▶ Task requirements: Whenever the word "aliqua" turns up in a line below, that line should be copied.
----
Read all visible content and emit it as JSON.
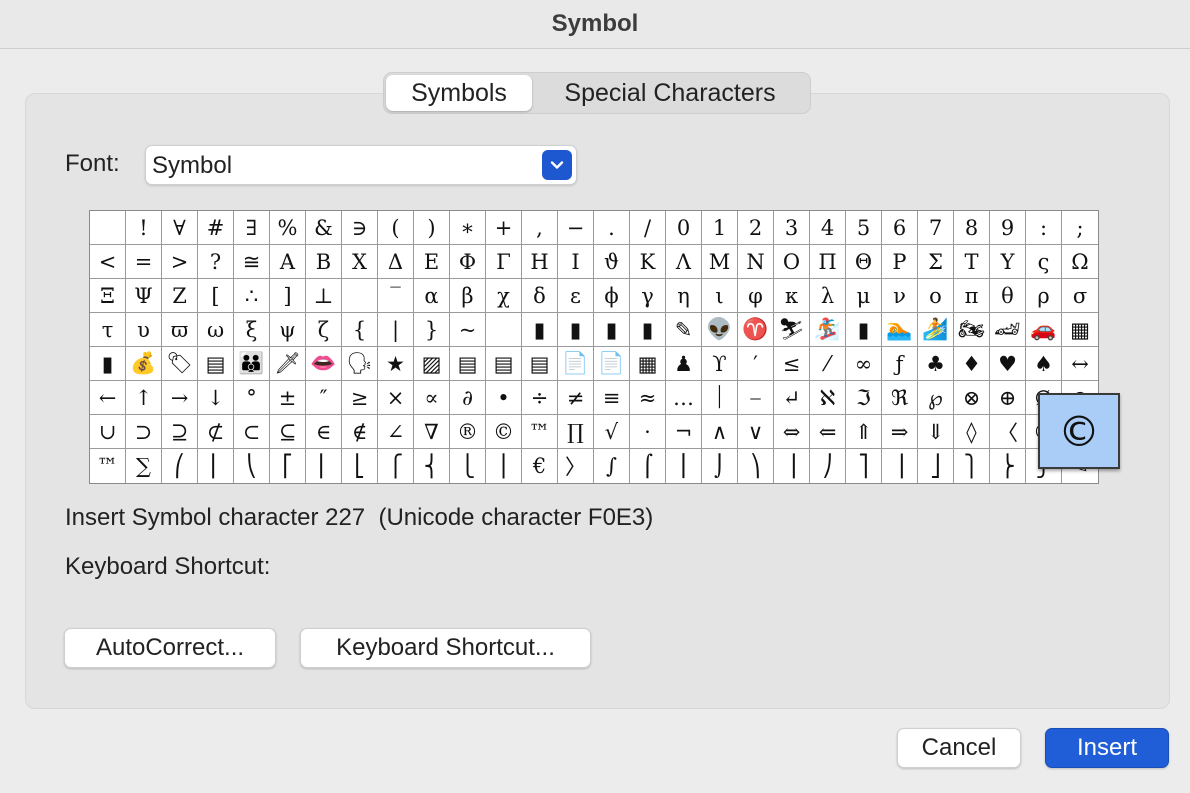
{
  "window": {
    "title": "Symbol"
  },
  "tabs": [
    {
      "label": "Symbols",
      "active": true
    },
    {
      "label": "Special Characters",
      "active": false
    }
  ],
  "font": {
    "label": "Font:",
    "value": "Symbol"
  },
  "grid": {
    "columns": 28,
    "rows": [
      [
        " ",
        "!",
        "∀",
        "#",
        "∃",
        "%",
        "&",
        "∋",
        "(",
        ")",
        "∗",
        "+",
        ",",
        "−",
        ".",
        "/",
        "0",
        "1",
        "2",
        "3",
        "4",
        "5",
        "6",
        "7",
        "8",
        "9",
        ":",
        ";"
      ],
      [
        "<",
        "=",
        ">",
        "?",
        "≅",
        "Α",
        "Β",
        "Χ",
        "Δ",
        "Ε",
        "Φ",
        "Γ",
        "Η",
        "Ι",
        "ϑ",
        "Κ",
        "Λ",
        "Μ",
        "Ν",
        "Ο",
        "Π",
        "Θ",
        "Ρ",
        "Σ",
        "Τ",
        "Υ",
        "ς",
        "Ω"
      ],
      [
        "Ξ",
        "Ψ",
        "Ζ",
        "[",
        "∴",
        "]",
        "⊥",
        "",
        "‾",
        "α",
        "β",
        "χ",
        "δ",
        "ε",
        "ϕ",
        "γ",
        "η",
        "ι",
        "φ",
        "κ",
        "λ",
        "μ",
        "ν",
        "ο",
        "π",
        "θ",
        "ρ",
        "σ"
      ],
      [
        "τ",
        "υ",
        "ϖ",
        "ω",
        "ξ",
        "ψ",
        "ζ",
        "{",
        "|",
        "}",
        "~",
        "",
        "▮",
        "▮",
        "▮",
        "▮",
        "✎",
        "👽",
        "♈",
        "⛷",
        "🏂",
        "▮",
        "🏊",
        "🏄",
        "🏍",
        "🏎",
        "🚗",
        "▦"
      ],
      [
        "▮",
        "💰",
        "🏷",
        "▤",
        "👪",
        "🗡",
        "👄",
        "🗣",
        "★",
        "▨",
        "▤",
        "▤",
        "▤",
        "📄",
        "📄",
        "▦",
        "♟",
        "ϒ",
        "′",
        "≤",
        "⁄",
        "∞",
        "ƒ",
        "♣",
        "♦",
        "♥",
        "♠",
        "↔"
      ],
      [
        "←",
        "↑",
        "→",
        "↓",
        "°",
        "±",
        "″",
        "≥",
        "×",
        "∝",
        "∂",
        "•",
        "÷",
        "≠",
        "≡",
        "≈",
        "…",
        "⏐",
        "⎯",
        "↵",
        "ℵ",
        "ℑ",
        "ℜ",
        "℘",
        "⊗",
        "⊕",
        "∅",
        "∩"
      ],
      [
        "∪",
        "⊃",
        "⊇",
        "⊄",
        "⊂",
        "⊆",
        "∈",
        "∉",
        "∠",
        "∇",
        "®",
        "©",
        "™",
        "∏",
        "√",
        "⋅",
        "¬",
        "∧",
        "∨",
        "⇔",
        "⇐",
        "⇑",
        "⇒",
        "⇓",
        "◊",
        "〈",
        "®",
        "©"
      ],
      [
        "™",
        "∑",
        "⎛",
        "⎜",
        "⎝",
        "⎡",
        "⎢",
        "⎣",
        "⎧",
        "⎨",
        "⎩",
        "⎪",
        "€",
        "〉",
        "∫",
        "⌠",
        "⎮",
        "⌡",
        "⎞",
        "⎟",
        "⎠",
        "⎤",
        "⎥",
        "⎦",
        "⎫",
        "⎬",
        "⎭",
        "✎"
      ]
    ]
  },
  "preview": {
    "glyph": "©"
  },
  "info_text": "Insert Symbol character 227  (Unicode character F0E3)",
  "shortcut_label": "Keyboard Shortcut:",
  "buttons": {
    "autocorrect": "AutoCorrect...",
    "keyboard_shortcut": "Keyboard Shortcut...",
    "cancel": "Cancel",
    "insert": "Insert"
  },
  "colors": {
    "accent": "#1f5ed6",
    "selection": "#a9cdf7"
  },
  "icons": {
    "dropdown": "chevron-down-icon"
  }
}
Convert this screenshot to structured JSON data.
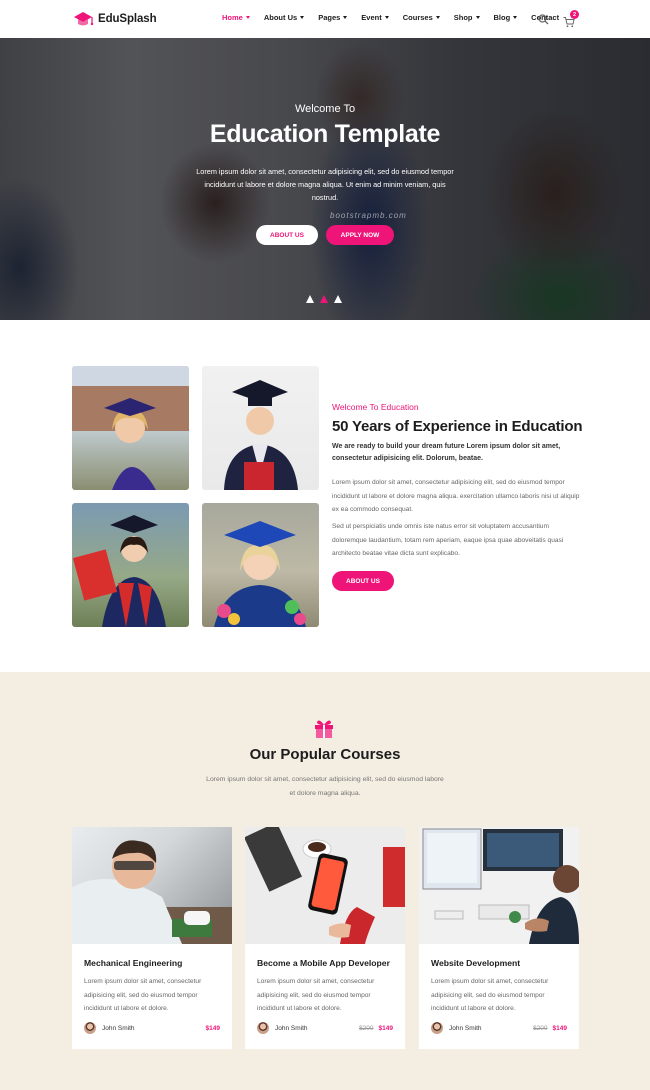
{
  "brand": {
    "name": "EduSplash",
    "accent": "#ee1478"
  },
  "nav": {
    "items": [
      {
        "label": "Home",
        "dropdown": true,
        "active": true
      },
      {
        "label": "About Us",
        "dropdown": true
      },
      {
        "label": "Pages",
        "dropdown": true
      },
      {
        "label": "Event",
        "dropdown": true
      },
      {
        "label": "Courses",
        "dropdown": true
      },
      {
        "label": "Shop",
        "dropdown": true
      },
      {
        "label": "Blog",
        "dropdown": true
      },
      {
        "label": "Contact",
        "dropdown": false
      }
    ],
    "search_icon": "search-icon",
    "cart_icon": "cart-icon",
    "cart_count": "2"
  },
  "hero": {
    "kicker": "Welcome To",
    "title": "Education Template",
    "text": "Lorem ipsum dolor sit amet, consectetur adipisicing elit, sed do eiusmod tempor incididunt ut labore et dolore magna aliqua. Ut enim ad minim veniam, quis nostrud.",
    "watermark": "bootstrapmb.com",
    "buttons": {
      "about": "ABOUT US",
      "apply": "APPLY NOW"
    },
    "slides": 3,
    "active_slide": 2
  },
  "about": {
    "kicker": "Welcome To Education",
    "title": "50 Years of Experience in Education",
    "lead": "We are ready to build your dream future Lorem ipsum dolor sit amet, consectetur adipisicing elit. Dolorum, beatae.",
    "para1": "Lorem ipsum dolor sit amet, consectetur adipisicing elit, sed do eiusmod tempor incididunt ut labore et dolore magna aliqua. exercitation ullamco laboris nisi ut aliquip ex ea commodo consequat.",
    "para2": "Sed ut perspiciatis unde omnis iste natus error sit voluptatem accusantium doloremque laudantium, totam rem aperiam, eaque ipsa quae aboveitatis quasi architecto beatae vitae dicta sunt explicabo.",
    "button": "ABOUT US"
  },
  "courses": {
    "icon": "gift-icon",
    "title": "Our Popular Courses",
    "subtitle": "Lorem ipsum dolor sit amet, consectetur adipisicing elit, sed do eiusmod labore et dolore magna aliqua.",
    "items": [
      {
        "title": "Mechanical Engineering",
        "text": "Lorem ipsum dolor sit amet, consectetur adipisicing elit, sed do eiusmod tempor incididunt ut labore et dolore.",
        "author": "John Smith",
        "old_price": "",
        "price": "$149"
      },
      {
        "title": "Become a Mobile App Developer",
        "text": "Lorem ipsum dolor sit amet, consectetur adipisicing elit, sed do eiusmod tempor incididunt ut labore et dolore.",
        "author": "John Smith",
        "old_price": "$200",
        "price": "$149"
      },
      {
        "title": "Website Development",
        "text": "Lorem ipsum dolor sit amet, consectetur adipisicing elit, sed do eiusmod tempor incididunt ut labore et dolore.",
        "author": "John Smith",
        "old_price": "$200",
        "price": "$149"
      }
    ]
  }
}
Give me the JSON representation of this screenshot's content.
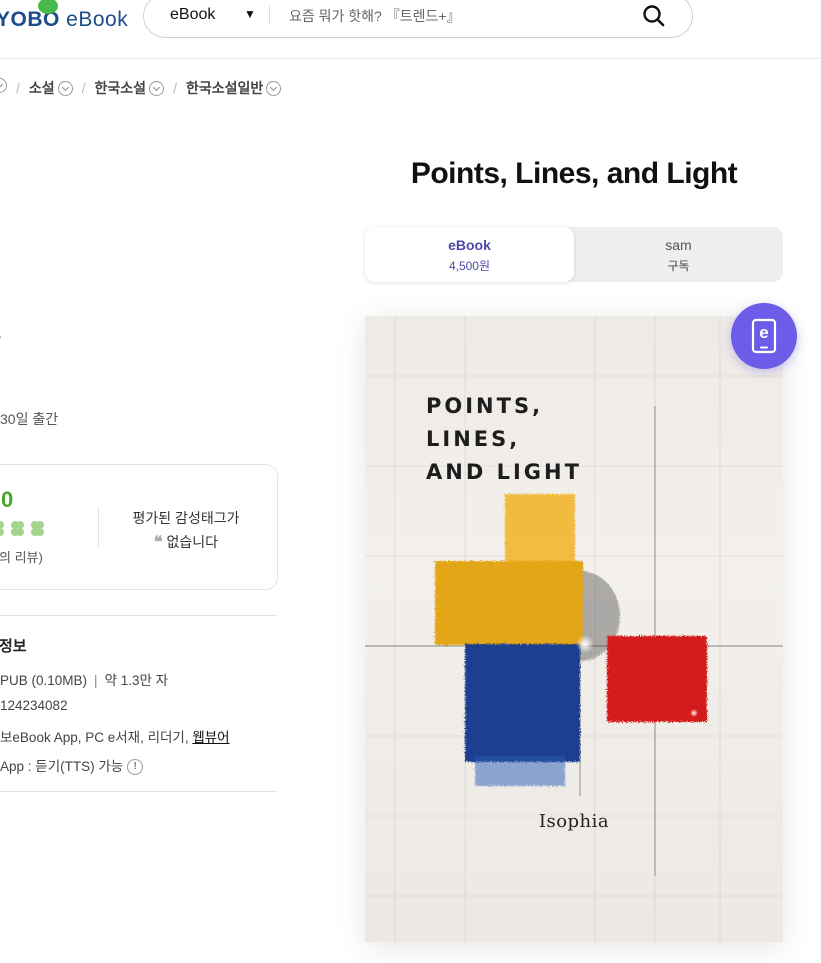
{
  "header": {
    "logo_brand": "YOBO",
    "logo_sub": " eBook",
    "search": {
      "selected_category": "eBook",
      "placeholder": "요즘 뭐가 핫해? 『트렌드+』"
    }
  },
  "breadcrumb": {
    "items": [
      {
        "label": "소설"
      },
      {
        "label": "한국소설"
      },
      {
        "label": "한국소설일반"
      }
    ],
    "separator": "/"
  },
  "product": {
    "title": "Points, Lines, and Light",
    "tabs": [
      {
        "label": "eBook",
        "sub": "4,500원",
        "selected": true
      },
      {
        "label": "sam",
        "sub": "구독",
        "selected": false
      }
    ],
    "cover": {
      "title": "POINTS,\nLINES,\nAND LIGHT",
      "author": "Isophia"
    },
    "ebook_badge_letter": "e"
  },
  "left_panel": {
    "side_mark": "·",
    "release": "30일 출간",
    "rating": {
      "score": "0",
      "review_count": "의 리뷰)",
      "tag_title": "평가된 감성태그가",
      "tag_none": "없습니다",
      "quote_mark": "❝"
    },
    "info": {
      "heading": "정보",
      "format": "PUB (0.10MB)",
      "separator": "|",
      "chars": "약 1.3만 자",
      "isbn": "124234082",
      "devices": "보eBook App, PC e서재, 리더기, ",
      "webviewer": "웹뷰어",
      "tts": "App : 듣기(TTS) 가능",
      "tts_icon": "!"
    }
  },
  "colors": {
    "brand_blue": "#1b4c8c",
    "tab_accent": "#4b4aa7",
    "badge": "#6c5ce7",
    "rating_green": "#47a82e"
  }
}
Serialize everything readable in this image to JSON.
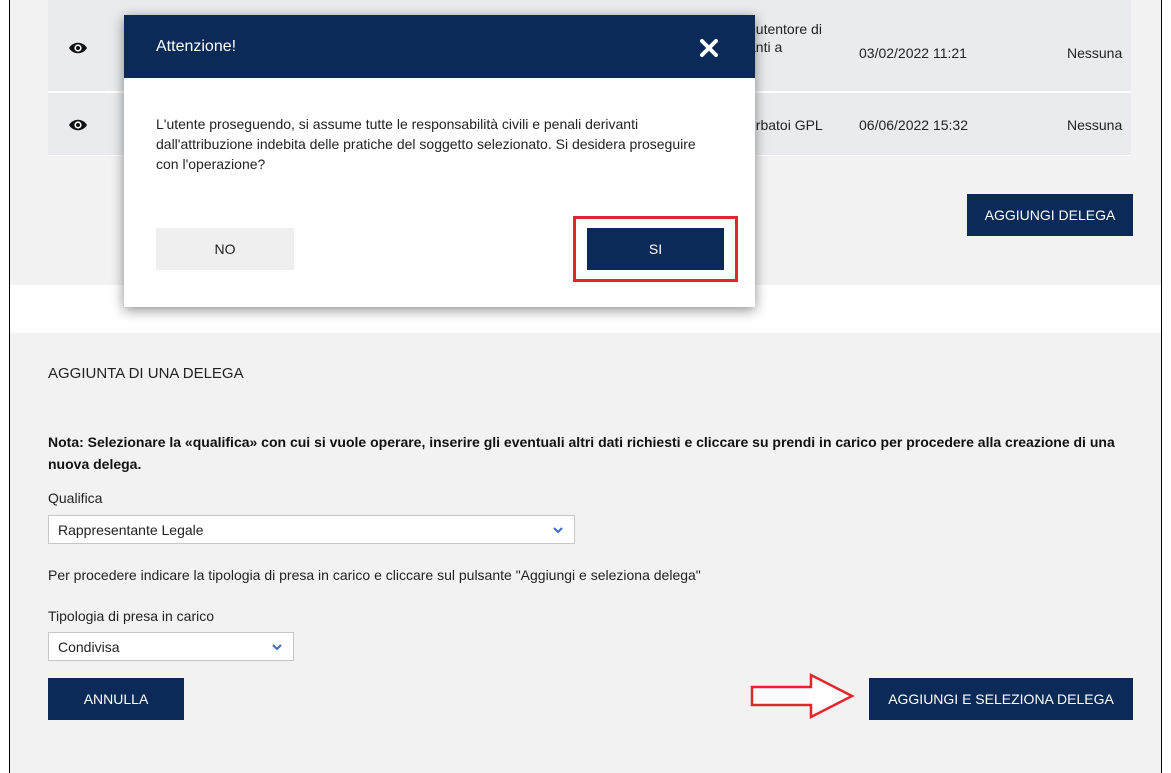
{
  "table": {
    "rows": [
      {
        "description": "nutentore di\nanti a",
        "date": "03/02/2022 11:21",
        "status": "Nessuna"
      },
      {
        "description": "erbatoi GPL",
        "date": "06/06/2022 15:32",
        "status": "Nessuna"
      }
    ],
    "add_delega_label": "AGGIUNGI DELEGA"
  },
  "modal": {
    "title": "Attenzione!",
    "message": "L'utente proseguendo, si assume tutte le responsabilità civili e penali derivanti dall'attribuzione indebita delle pratiche del soggetto selezionato. Si desidera proseguire con l'operazione?",
    "no_label": "NO",
    "yes_label": "SI"
  },
  "form": {
    "section_title": "AGGIUNTA DI UNA DELEGA",
    "note": "Nota: Selezionare la «qualifica» con cui si vuole operare, inserire gli eventuali altri dati richiesti e cliccare su prendi in carico per procedere alla creazione di una nuova delega.",
    "qualifica_label": "Qualifica",
    "qualifica_value": "Rappresentante Legale",
    "instruction": "Per procedere indicare la tipologia di presa in carico e cliccare sul pulsante \"Aggiungi e seleziona delega\"",
    "tipologia_label": "Tipologia di presa in carico",
    "tipologia_value": "Condivisa",
    "cancel_label": "ANNULLA",
    "submit_label": "AGGIUNGI E SELEZIONA DELEGA"
  },
  "colors": {
    "primary": "#0b2a58",
    "highlight": "#e3262d",
    "panel": "#f2f2f2"
  },
  "icons": [
    "eye-icon",
    "close-icon",
    "chevron-down-icon",
    "arrow-right-icon"
  ]
}
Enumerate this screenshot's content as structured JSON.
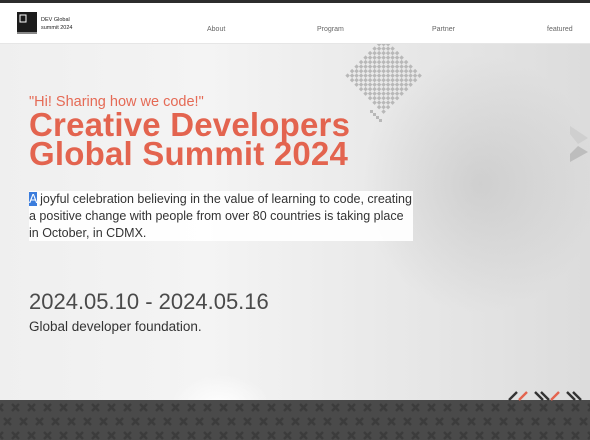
{
  "header": {
    "logo_text_1": "DEV Global",
    "logo_text_2": "summit 2024",
    "nav": [
      "About",
      "Program",
      "Partner",
      "featured"
    ]
  },
  "hero": {
    "quote": "\"Hi! Sharing how we code!\"",
    "title_line1": "Creative Developers",
    "title_line2": "Global Summit 2024",
    "desc_highlight": "A",
    "desc_rest": " joyful celebration believing in the value of learning to code, creating a positive change with people from over 80 countries is taking place in October, in CDMX.",
    "dates": "2024.05.10 - 2024.05.16",
    "foundation": "Global developer foundation."
  },
  "colors": {
    "accent": "#e3644f",
    "highlight": "#3b7ddd",
    "footer": "#4a4a4a"
  },
  "icons": [
    "chevron-right-icon",
    "logo-mark-icon"
  ]
}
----
▶ Response box:
    "text": "Lorem ipsum dolor sit amet, consectetur adipisicing elit, sed do eiusmod tempor incididunt ut labore et dolore magna aliqua. Ut enim ad minim veniam, quis nostrud.",
    "para1": "Lorem ipsum dolor sit amet, consectetur adipisicing elit, sed do eiusmod tempor incididunt ut labore et dolore magna aliqua. exercitation ullamco laboris nisi ut aliquip ex ea commodo consequat.",
    "subtitle": "Lorem ipsum dolor sit amet, consectetur adipisicing elit, sed do eiusmod labore et dolore magna aliqua.",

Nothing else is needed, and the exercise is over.